Cultural Competency = Good Brand Strategy

You might have heard about Bodega; the wi-fi enabled goods dispensary (aka vending machine) that seeks to "replace the corner store." Bodega is the brainchild of former Google employees Paul McDonald and Ashwath Rajan--two men who did not take into consideration the cultural connotations of said product's name.

If you were raised in or lived in a neighborhood with strong ties to the Latinx community, then chances are you have stepped foot in a bodega. The bodega is the corner store that you can dip into real quick for whatever you need; Where the owner knows everybody in the neighborhood, and whose kids might have gone to school with you.
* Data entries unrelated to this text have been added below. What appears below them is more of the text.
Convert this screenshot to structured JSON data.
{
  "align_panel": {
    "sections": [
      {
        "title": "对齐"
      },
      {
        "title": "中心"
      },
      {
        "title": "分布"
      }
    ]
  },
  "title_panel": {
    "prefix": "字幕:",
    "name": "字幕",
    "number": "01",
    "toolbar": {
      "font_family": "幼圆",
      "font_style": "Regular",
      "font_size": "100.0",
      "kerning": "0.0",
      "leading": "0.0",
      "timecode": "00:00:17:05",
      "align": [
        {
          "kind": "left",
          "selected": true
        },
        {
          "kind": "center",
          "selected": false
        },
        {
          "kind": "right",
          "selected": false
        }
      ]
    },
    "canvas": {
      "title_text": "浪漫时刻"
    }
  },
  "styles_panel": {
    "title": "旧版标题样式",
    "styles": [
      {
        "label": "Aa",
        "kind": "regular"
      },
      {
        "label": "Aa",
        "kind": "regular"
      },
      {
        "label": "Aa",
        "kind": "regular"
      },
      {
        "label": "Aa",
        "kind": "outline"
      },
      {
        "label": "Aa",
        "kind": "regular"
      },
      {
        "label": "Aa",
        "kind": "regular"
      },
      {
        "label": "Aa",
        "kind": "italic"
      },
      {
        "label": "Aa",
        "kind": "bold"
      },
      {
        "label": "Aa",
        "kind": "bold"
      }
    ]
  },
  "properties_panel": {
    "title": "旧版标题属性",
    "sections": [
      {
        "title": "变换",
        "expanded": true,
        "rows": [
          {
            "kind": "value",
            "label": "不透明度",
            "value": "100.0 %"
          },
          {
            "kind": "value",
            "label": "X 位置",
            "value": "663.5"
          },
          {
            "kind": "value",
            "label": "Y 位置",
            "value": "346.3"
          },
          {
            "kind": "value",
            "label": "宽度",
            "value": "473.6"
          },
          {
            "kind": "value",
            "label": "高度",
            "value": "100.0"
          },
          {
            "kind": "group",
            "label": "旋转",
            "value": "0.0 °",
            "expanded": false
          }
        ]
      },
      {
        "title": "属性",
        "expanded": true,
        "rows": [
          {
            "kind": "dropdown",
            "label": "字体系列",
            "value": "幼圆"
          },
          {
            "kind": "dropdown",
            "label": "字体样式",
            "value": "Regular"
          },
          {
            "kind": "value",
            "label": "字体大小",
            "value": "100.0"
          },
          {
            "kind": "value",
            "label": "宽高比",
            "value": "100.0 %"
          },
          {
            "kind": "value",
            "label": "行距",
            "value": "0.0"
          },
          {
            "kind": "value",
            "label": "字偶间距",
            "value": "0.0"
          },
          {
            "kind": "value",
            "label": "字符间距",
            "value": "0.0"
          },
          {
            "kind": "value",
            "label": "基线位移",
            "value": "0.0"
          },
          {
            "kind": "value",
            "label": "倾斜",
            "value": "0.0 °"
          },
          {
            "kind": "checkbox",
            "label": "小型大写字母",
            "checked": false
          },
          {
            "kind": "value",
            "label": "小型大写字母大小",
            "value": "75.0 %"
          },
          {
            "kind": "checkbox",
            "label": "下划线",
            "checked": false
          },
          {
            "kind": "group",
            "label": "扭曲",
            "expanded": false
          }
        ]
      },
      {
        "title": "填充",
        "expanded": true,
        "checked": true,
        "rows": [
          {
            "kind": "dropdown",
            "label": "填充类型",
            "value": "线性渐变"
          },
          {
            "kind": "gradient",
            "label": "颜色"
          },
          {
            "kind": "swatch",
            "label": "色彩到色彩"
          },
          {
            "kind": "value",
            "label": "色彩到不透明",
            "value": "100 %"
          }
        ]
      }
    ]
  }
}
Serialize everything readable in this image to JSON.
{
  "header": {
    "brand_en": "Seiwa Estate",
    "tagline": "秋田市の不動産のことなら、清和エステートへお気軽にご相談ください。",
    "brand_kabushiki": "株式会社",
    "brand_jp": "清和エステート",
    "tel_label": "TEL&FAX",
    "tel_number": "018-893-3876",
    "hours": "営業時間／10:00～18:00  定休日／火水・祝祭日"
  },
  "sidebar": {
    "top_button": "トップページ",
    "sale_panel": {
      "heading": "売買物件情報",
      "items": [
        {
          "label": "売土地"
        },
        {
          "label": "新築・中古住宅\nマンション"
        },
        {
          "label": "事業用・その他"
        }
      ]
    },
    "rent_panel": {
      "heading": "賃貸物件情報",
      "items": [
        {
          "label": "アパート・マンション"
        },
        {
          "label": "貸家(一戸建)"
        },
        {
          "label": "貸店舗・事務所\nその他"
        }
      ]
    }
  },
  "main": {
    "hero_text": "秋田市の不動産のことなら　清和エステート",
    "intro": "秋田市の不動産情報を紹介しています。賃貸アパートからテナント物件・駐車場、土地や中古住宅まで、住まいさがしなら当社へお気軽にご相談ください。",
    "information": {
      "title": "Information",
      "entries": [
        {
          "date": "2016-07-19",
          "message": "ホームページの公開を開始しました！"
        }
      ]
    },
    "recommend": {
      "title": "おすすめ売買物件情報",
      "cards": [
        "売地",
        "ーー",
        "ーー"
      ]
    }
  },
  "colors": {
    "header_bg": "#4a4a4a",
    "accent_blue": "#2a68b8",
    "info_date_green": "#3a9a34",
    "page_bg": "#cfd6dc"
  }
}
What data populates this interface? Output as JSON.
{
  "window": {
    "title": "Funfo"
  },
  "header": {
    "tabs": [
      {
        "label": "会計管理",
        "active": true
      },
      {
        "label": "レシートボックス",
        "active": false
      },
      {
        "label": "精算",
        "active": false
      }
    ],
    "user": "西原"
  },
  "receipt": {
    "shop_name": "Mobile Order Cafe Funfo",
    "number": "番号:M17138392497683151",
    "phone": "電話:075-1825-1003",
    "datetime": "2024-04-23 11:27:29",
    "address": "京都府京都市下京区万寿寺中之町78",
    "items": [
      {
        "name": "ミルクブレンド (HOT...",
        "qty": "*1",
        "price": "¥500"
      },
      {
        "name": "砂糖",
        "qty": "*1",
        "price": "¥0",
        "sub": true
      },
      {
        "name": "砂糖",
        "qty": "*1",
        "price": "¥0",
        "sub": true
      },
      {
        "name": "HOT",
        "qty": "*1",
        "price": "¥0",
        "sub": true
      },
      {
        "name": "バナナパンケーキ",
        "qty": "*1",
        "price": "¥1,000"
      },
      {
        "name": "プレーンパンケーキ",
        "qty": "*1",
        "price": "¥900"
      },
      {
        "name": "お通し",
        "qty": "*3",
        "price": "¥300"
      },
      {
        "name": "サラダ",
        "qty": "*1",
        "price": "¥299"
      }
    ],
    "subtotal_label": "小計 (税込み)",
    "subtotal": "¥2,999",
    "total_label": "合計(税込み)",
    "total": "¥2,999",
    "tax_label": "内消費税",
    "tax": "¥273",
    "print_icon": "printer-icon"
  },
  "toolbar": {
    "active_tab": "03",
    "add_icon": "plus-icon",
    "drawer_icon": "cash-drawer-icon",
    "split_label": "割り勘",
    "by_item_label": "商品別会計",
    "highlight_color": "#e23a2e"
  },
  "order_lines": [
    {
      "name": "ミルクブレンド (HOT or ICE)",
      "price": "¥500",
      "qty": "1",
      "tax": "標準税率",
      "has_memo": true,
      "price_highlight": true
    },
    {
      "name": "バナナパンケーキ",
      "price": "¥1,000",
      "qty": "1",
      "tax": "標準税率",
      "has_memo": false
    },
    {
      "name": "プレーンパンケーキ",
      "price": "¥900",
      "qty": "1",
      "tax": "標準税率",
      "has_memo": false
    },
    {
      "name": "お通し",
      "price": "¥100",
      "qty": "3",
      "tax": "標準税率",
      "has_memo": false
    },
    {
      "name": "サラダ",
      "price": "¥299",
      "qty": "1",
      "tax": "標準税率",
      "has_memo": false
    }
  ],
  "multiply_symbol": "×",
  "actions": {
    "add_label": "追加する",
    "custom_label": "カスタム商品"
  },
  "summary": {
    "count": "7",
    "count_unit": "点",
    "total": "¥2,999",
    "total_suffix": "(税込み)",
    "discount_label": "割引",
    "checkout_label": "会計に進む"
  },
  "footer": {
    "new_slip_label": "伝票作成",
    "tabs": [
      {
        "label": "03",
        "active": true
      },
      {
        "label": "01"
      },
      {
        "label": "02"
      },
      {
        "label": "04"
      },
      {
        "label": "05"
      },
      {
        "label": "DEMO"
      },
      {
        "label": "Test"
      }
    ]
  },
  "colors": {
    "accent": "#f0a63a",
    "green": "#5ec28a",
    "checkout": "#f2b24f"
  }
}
The bodega is more than just a corner store, it's a fixture of the Latinx community and an important part of it.

When choosing a name for your product or brand, you have to think like a copywriter. You have to think visually and look at words as pictures because certain words will bring up vivid and specific images in the mind's eye. This becomes even more important if you are thinking about using a name or word with specific ethnic/cultural/historical connotations.

Whether you believe it or not, you're evoking a specific image when you use the word "bodega;" an image of a beloved, family-owned corner store in the heart of Latinx communities. The word has already been branded. Clearly.  

To attempt to take the word "bodega" and use it as the name of a product that aims to replace its beloved namesake with an appropriated version of it (a version that has no ties or interests in the community from which the name came), is bad brand strategy... and kinda douche-y.

As a copywriter, I would have played with other names that evoke mental imagery of a corner store.

I might like the mental imagery that the words "mini mart" pull up in my head (a small store where you can purchase goods) and move that direction. I might play with combinations of the words "Mini" and "Mart" until I found my favorite which might be something like:


I'd like MARTI because it's catchy. MARTI is easy to pronounce and remember. MARTI conjures up the images of both a small place to purchase goods and a friendly person who lets us call them by their nickname. Since MARTI is a name, it automatically gives the product a degree of personality (think ALEXA), and most importantly, MARTI has a neutrality that could appeal to a wide audience. No community is alienated by the name.

Your brand is a culture. It's important to think about how your culture interacts with other cultures, and how those interactions create a reputation for your brand. If you don't take this into serious consideration, the backlash will be real.